While childrearing and skiing were among Shirley’s passions, her lifelong purpose was “helping.” Her career in nursing evolved to leadership and administration in Estherville, Iowa, where she started the School of Nursing at Iowa Lakes Community College.

“Then they moved the school to Emmetsburg,” Shirley recounts. “That made the driving too much for me so they asked if I would be director of nursing at Holy Family Hospital, which I did for a long time.”

Shirley’s career flexibility set up her third chapter in nursing after she and Marv moved to Fairmont. She directed services at a half-way house and an outpatient center treating people with chemical dependency. She served her final nursing role for people who were incarcerated in the Martin County jail, retiring when she was 77. 

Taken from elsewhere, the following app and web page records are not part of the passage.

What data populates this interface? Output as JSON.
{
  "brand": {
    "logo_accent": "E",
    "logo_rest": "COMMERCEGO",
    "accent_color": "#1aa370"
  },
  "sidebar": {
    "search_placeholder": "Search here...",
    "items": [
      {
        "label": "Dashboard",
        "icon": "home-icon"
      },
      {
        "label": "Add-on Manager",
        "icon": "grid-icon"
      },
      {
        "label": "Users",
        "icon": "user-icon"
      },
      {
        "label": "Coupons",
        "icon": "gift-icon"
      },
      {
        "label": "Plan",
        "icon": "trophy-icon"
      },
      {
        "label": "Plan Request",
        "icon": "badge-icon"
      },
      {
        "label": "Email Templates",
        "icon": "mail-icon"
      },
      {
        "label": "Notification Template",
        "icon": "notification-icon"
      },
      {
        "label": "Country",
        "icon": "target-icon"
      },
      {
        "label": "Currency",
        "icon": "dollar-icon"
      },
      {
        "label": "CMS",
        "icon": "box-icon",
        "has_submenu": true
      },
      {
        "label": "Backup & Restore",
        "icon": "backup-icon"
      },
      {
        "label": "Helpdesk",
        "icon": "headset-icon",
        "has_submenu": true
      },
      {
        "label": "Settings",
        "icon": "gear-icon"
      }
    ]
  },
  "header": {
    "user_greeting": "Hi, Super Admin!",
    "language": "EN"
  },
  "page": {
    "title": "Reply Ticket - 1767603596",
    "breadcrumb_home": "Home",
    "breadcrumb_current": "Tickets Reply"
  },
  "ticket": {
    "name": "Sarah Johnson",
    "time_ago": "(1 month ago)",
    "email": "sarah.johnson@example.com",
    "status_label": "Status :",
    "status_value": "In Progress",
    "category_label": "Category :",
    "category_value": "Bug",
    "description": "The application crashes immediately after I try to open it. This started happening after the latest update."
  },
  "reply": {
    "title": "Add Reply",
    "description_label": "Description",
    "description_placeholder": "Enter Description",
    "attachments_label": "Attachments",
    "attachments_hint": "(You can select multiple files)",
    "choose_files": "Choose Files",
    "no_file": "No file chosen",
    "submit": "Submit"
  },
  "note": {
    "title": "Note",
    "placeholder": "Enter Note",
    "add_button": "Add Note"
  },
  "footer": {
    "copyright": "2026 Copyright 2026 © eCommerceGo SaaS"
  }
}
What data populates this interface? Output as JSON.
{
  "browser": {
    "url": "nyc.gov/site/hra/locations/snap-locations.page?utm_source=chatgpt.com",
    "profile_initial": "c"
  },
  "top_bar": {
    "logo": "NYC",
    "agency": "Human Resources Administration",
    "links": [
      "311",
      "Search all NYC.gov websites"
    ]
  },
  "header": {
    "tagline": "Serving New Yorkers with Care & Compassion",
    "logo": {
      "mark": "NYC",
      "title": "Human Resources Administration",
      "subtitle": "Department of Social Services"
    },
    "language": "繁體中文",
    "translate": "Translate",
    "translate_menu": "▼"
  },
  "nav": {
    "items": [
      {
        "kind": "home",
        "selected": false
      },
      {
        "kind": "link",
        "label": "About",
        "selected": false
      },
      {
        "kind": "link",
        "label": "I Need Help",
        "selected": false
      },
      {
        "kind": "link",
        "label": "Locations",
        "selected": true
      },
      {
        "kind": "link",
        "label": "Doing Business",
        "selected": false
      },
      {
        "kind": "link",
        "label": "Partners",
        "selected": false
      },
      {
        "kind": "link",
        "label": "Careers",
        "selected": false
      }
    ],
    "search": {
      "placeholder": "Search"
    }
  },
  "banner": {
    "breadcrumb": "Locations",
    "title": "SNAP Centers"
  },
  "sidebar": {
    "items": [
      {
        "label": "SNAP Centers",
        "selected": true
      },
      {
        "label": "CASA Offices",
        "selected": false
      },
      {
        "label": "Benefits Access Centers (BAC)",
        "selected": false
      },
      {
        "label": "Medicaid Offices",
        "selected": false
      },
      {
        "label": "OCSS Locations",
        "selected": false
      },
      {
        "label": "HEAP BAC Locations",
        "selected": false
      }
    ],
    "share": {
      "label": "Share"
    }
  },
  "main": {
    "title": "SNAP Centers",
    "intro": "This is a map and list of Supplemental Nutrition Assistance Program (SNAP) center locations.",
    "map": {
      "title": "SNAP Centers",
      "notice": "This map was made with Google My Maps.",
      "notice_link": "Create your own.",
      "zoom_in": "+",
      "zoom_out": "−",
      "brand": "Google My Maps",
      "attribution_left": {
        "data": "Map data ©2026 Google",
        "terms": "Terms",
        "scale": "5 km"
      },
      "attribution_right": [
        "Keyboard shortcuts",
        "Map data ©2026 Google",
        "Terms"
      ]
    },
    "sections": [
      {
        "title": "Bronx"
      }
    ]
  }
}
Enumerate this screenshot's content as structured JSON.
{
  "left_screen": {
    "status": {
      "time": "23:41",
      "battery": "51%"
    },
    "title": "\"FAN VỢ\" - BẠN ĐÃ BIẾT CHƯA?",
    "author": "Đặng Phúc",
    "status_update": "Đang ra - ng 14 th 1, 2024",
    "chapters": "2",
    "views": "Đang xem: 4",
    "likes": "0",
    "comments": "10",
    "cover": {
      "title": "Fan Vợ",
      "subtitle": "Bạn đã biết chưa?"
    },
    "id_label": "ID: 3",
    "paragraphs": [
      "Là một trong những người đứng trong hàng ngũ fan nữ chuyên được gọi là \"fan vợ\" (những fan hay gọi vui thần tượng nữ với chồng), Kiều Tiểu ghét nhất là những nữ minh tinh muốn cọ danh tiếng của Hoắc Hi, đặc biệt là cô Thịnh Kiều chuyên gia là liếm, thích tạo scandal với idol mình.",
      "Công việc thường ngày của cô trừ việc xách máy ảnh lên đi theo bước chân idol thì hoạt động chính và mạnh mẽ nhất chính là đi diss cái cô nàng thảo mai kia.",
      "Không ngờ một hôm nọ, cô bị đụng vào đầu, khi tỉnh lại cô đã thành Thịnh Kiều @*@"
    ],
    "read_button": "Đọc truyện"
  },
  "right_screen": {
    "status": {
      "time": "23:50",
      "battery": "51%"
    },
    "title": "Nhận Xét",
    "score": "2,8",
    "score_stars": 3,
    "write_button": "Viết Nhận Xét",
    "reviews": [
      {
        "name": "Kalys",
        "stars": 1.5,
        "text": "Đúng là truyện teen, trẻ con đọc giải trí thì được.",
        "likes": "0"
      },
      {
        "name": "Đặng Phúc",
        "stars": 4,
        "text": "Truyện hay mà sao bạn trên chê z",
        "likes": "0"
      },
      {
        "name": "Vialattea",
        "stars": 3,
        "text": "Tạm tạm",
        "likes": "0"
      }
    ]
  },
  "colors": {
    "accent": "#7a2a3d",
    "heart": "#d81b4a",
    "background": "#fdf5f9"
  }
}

As we enter the 21st month of this pandemic, Shirley still has the mind of a nurse. She laments that not as many people are vaccinated as should be. “I think the messages are mixed,” she says. “I think the science is good but then people begin to go out on their own. ‘The government isn’t going to tell me what to do.’ Well, they tell you; you have to wear a seatbelt. They tell you; you can’t drive more than so many miles an hour. What’s the big deal?”

Shirley skied until she was 77. “Skiing is my claim to fame,” she sums up. She and Marv skied together all over the world, much of it after Marv lost one of his legs to cancer. “They told him when they amputated that he only had a 20 percent chance of living,” Shirley remembers. “And he lived 30 years.”

The Goldfinch Estates community offers 92 one and two-bedroom apartments, like Shirley’s, for seniors who want access to supportive services while maintaining their independence.  We also offer 41 memory care suites that provide a long-term option for seniors diagnosed with Alzheimer’s or other forms of dementia.